The beauty and serenity of Scarif serves a further purpose. We get to witness first hand the Empire’s technological stamp upon a planet which hasn’t yet had all of its resources stripped. However, that is merely the destructive appetiser before the Death Star strikes. The blossoming mushroom cloud is terrifying within the story, but also outside of the frame with its obvious nuclear parallels. Jyn has achieved what she set out to do. Purpose achieved, she must now accept an end of all things. The landscape is wiped away as the explosion tears through the frame, as tears roll down our faces.
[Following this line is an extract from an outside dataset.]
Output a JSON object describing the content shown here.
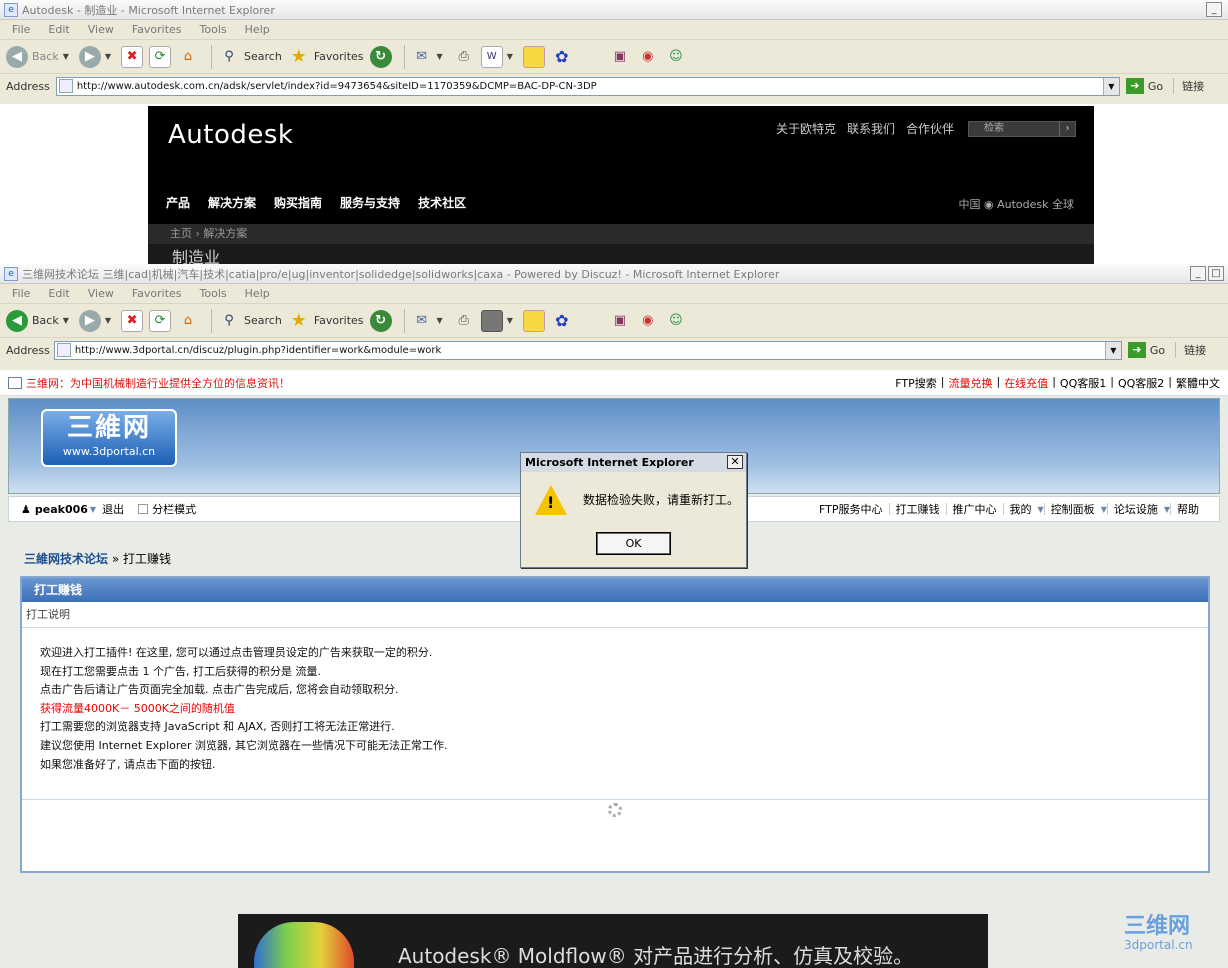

Jyn and Cassian holding onto each other at the end of the world — a paradise about to be lost — brings to mind Don McKellar’s Last Night. Although not in terms of imagery or scale. It’s a Canadian indie picture from 1998 about the end of the world, with people trying to make a human connection before it’s too late. Similarly there is no get out clause for the characters, although unlike Rogue One there is no hope at all in Last Night. Rogue One also makes one consider what happens after the bomb. Here I am drawn to Alain Resnais’ Hiroshima Mon Amour. Shot in black and white, employing a narrative-defying structure, there is no possible comparison of art schemes or staging. Yet there are quietly convincing parallels nonetheless:
“Is Hiroshima mon amour the story of a woman? Or is it the story of a place where a tragedy has occurred? Or of two places, housing two separate tragedies, one massive and the other private?” — Kent Jones, from an essay accompanying Criterion Collection’s 2003 release of Hiroshima Mon Amour
Rogue One is the story of Jyn Erso and the story of a galaxy where a tragedy has happened and will happen again if nothing is done about it. She does something about it. Character and story are boldly and subtly complemented by the visual design, resulting in a work of popular art for the ages.
The Art of Rogue One: A Star Wars Story by Josh Kushins, and Lucasfilm Ltd. © Abrams Books, 2016